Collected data
· · · ·

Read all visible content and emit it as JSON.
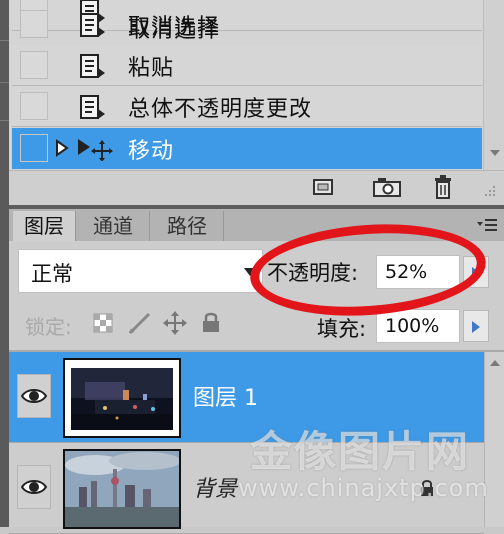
{
  "history": {
    "items": [
      {
        "label": "取消选择",
        "selected": false
      },
      {
        "label": "粘贴",
        "selected": false
      },
      {
        "label": "总体不透明度更改",
        "selected": false
      },
      {
        "label": "移动",
        "selected": true
      }
    ],
    "footer_icons": [
      "new-document-from-state-icon",
      "camera-snapshot-icon",
      "trash-icon"
    ]
  },
  "layers_panel": {
    "tabs": [
      {
        "label": "图层",
        "active": true
      },
      {
        "label": "通道",
        "active": false
      },
      {
        "label": "路径",
        "active": false
      }
    ],
    "blend_mode": "正常",
    "opacity_label": "不透明度:",
    "opacity_value": "52%",
    "lock_label": "锁定:",
    "fill_label": "填充:",
    "fill_value": "100%",
    "layers": [
      {
        "name": "图层 1",
        "selected": true,
        "visible": true
      },
      {
        "name": "背景",
        "selected": false,
        "visible": true,
        "locked": true
      }
    ]
  },
  "watermark": {
    "cn": "金像图片网",
    "en": "www.chinajxtp.com"
  },
  "colors": {
    "selection": "#3e9ae6",
    "highlight_ring": "#e2151b",
    "stepper_arrow": "#3e7ac8"
  }
}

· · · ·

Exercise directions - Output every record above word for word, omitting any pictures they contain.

Answer for the task -
Read all visible content and emit it as JSON.
{
  "history": {
    "items": [
      {
        "label": "取消选择",
        "selected": false
      },
      {
        "label": "粘贴",
        "selected": false
      },
      {
        "label": "总体不透明度更改",
        "selected": false
      },
      {
        "label": "移动",
        "selected": true
      }
    ],
    "footer_icons": [
      "new-document-from-state-icon",
      "camera-snapshot-icon",
      "trash-icon"
    ]
  },
  "layers_panel": {
    "tabs": [
      {
        "label": "图层",
        "active": true
      },
      {
        "label": "通道",
        "active": false
      },
      {
        "label": "路径",
        "active": false
      }
    ],
    "blend_mode": "正常",
    "opacity_label": "不透明度:",
    "opacity_value": "52%",
    "lock_label": "锁定:",
    "fill_label": "填充:",
    "fill_value": "100%",
    "layers": [
      {
        "name": "图层 1",
        "selected": true,
        "visible": true
      },
      {
        "name": "背景",
        "selected": false,
        "visible": true,
        "locked": true
      }
    ]
  },
  "watermark": {
    "cn": "金像图片网",
    "en": "www.chinajxtp.com"
  },
  "colors": {
    "selection": "#3e9ae6",
    "highlight_ring": "#e2151b",
    "stepper_arrow": "#3e7ac8"
  }
}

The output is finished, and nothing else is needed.